  • We at Deluxe provide small businesses digital and social marketing advice and education at http://deluxesmallbizblog.com/ as well as entrepreneur networking at http://www.partnerup.com/ and live events around small business digital marketing at http://www.entrepreneur.com/events/bizsuccess/

    It’s so important that small businesses have the ability to access as much marketing education as possible in order to grow their businesses. We love the fact that so many people are reaching out to an underserved population.

  • As a SB marketing consultant, social media is tricky. One one hand, owners are motivated; they don’t want to be left behind because they know that “everyone’s doing it.” On the other hand, there are real challenges: most are very busy, many have difficulty understanding SM and the benefits, some are not “computer” people, and then there’s investment costs and that pesky ROI issue.

    I think there is benefit in starting small and doing a few things. The key is: do those few things well. That way, there are lower investment costs (both time and money) and the client learns how to wade into the social media water. Learn to blow bubbles before swimming right?

    If a website or WordPress hub is too much, I’ll suggest creating a Blogger outpost to centralize things. Once that’s established, link it to a few appropriate SM outposts that are easy to manage, create relevant content for. I tell my clients that eventually, they’ll have to “fly this bird” for themselves. After all, they know their customers best.

    Most small business owners are sharp – they recognize that balancing the social media equation involves, among others, two important factors: time and money. If social media endeavors are to be fruitful, they’ll need at least one of them.

    Thanks for the small business social media scribble. Good to know you’re looking out.

  • Jeremy Powers

    “Who is looking out for small business in the social world?” The same people who look out for them in the tax world, receivables world, and well… the real world: Small business owners look out for themselves.

    What is scary is that soon there will be more small businesses marketing on platforms they cannot control, social media, than on websites they own and control.

  • Everything you mention is one of the reasons I choose to specialize in working with small businesses and startups.
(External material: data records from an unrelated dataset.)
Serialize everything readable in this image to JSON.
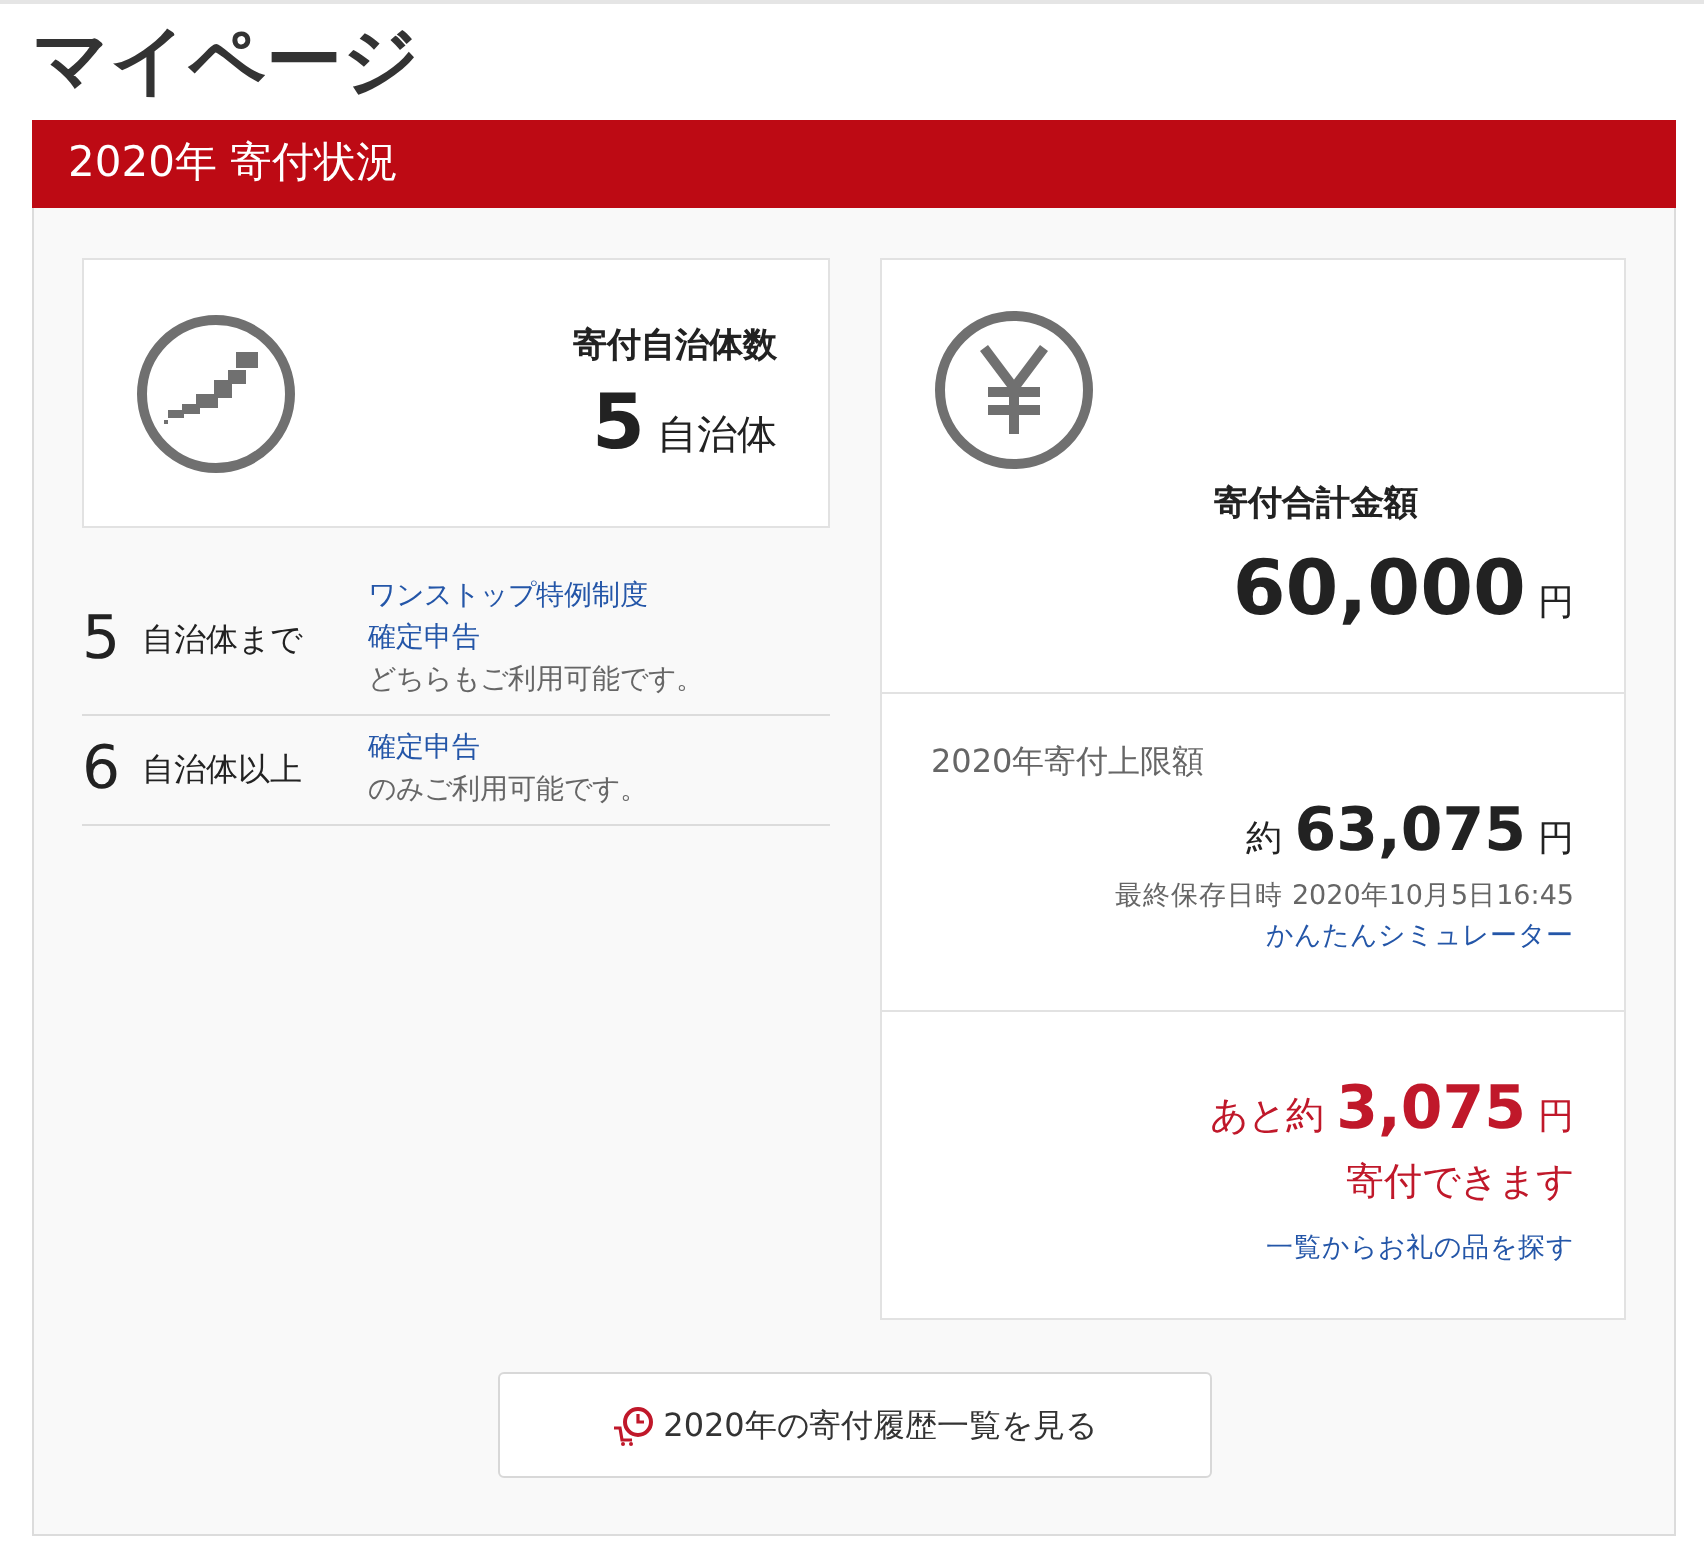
{
  "page_title": "マイページ",
  "section": {
    "title": "2020年 寄付状況"
  },
  "municipalities": {
    "label": "寄付自治体数",
    "count": "5",
    "unit": "自治体"
  },
  "rules": [
    {
      "number": "5",
      "label": "自治体まで",
      "lines": [
        {
          "kind": "link",
          "text": "ワンストップ特例制度"
        },
        {
          "kind": "link",
          "text": "確定申告"
        },
        {
          "kind": "text",
          "text": "どちらもご利用可能です。"
        }
      ]
    },
    {
      "number": "6",
      "label": "自治体以上",
      "lines": [
        {
          "kind": "link",
          "text": "確定申告"
        },
        {
          "kind": "text",
          "text": "のみご利用可能です。"
        }
      ]
    }
  ],
  "total": {
    "label": "寄付合計金額",
    "amount": "60,000",
    "unit": "円"
  },
  "limit": {
    "label": "2020年寄付上限額",
    "prefix": "約",
    "amount": "63,075",
    "unit": "円",
    "saved": "最終保存日時 2020年10月5日16:45",
    "simulator_link": "かんたんシミュレーター"
  },
  "remaining": {
    "prefix": "あと約",
    "amount": "3,075",
    "unit": "円",
    "caption": "寄付できます",
    "search_link": "一覧からお礼の品を探す"
  },
  "history_button": "2020年の寄付履歴一覧を見る"
}
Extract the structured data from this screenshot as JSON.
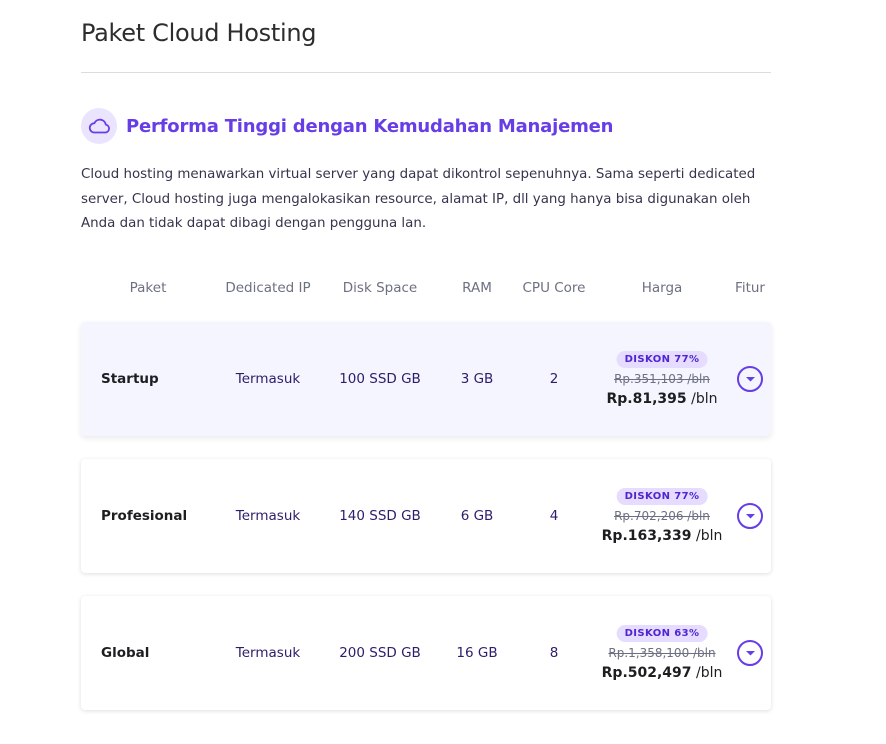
{
  "page_title": "Paket Cloud Hosting",
  "section": {
    "icon": "cloud-icon",
    "title": "Performa Tinggi dengan Kemudahan Manajemen",
    "description": "Cloud hosting menawarkan virtual server yang dapat dikontrol sepenuhnya. Sama seperti dedicated server, Cloud hosting juga mengalokasikan resource, alamat IP, dll yang hanya bisa digunakan oleh Anda dan tidak dapat dibagi dengan pengguna lan."
  },
  "table": {
    "headers": {
      "paket": "Paket",
      "ip": "Dedicated IP",
      "disk": "Disk Space",
      "ram": "RAM",
      "cpu": "CPU Core",
      "harga": "Harga",
      "fitur": "Fitur"
    },
    "rows": [
      {
        "name": "Startup",
        "ip": "Termasuk",
        "disk": "100 SSD GB",
        "ram": "3 GB",
        "cpu": "2",
        "discount": "DISKON 77%",
        "old_price": "Rp.351,103 /bln",
        "price": "Rp.81,395",
        "per": "/bln",
        "highlighted": true
      },
      {
        "name": "Profesional",
        "ip": "Termasuk",
        "disk": "140 SSD GB",
        "ram": "6 GB",
        "cpu": "4",
        "discount": "DISKON 77%",
        "old_price": "Rp.702,206 /bln",
        "price": "Rp.163,339",
        "per": "/bln",
        "highlighted": false
      },
      {
        "name": "Global",
        "ip": "Termasuk",
        "disk": "200 SSD GB",
        "ram": "16 GB",
        "cpu": "8",
        "discount": "DISKON 63%",
        "old_price": "Rp.1,358,100 /bln",
        "price": "Rp.502,497",
        "per": "/bln",
        "highlighted": false
      }
    ],
    "expand_icon": "chevron-down-circle-icon"
  },
  "colors": {
    "accent": "#673de6",
    "badge_bg": "#e5dcff",
    "row_highlight": "#f4f5ff"
  }
}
Not only can they often not afford the consultants or the tools currently available, most of them can not afford the time to price/skill shop. I have heard often of the frustrating circle they engage in, only to make the choice to not take the leap into an online presence. Until enough of us step up and focus on that market, too many small business owners with great products and services will be left in the dust by their just slightly larger competition who can afford the bells and whistles that get attention.
    It is possible to put together a solid social media/digital marketing program for a small business on a budget they can afford. It just takes a lot of creativity and flexiblity.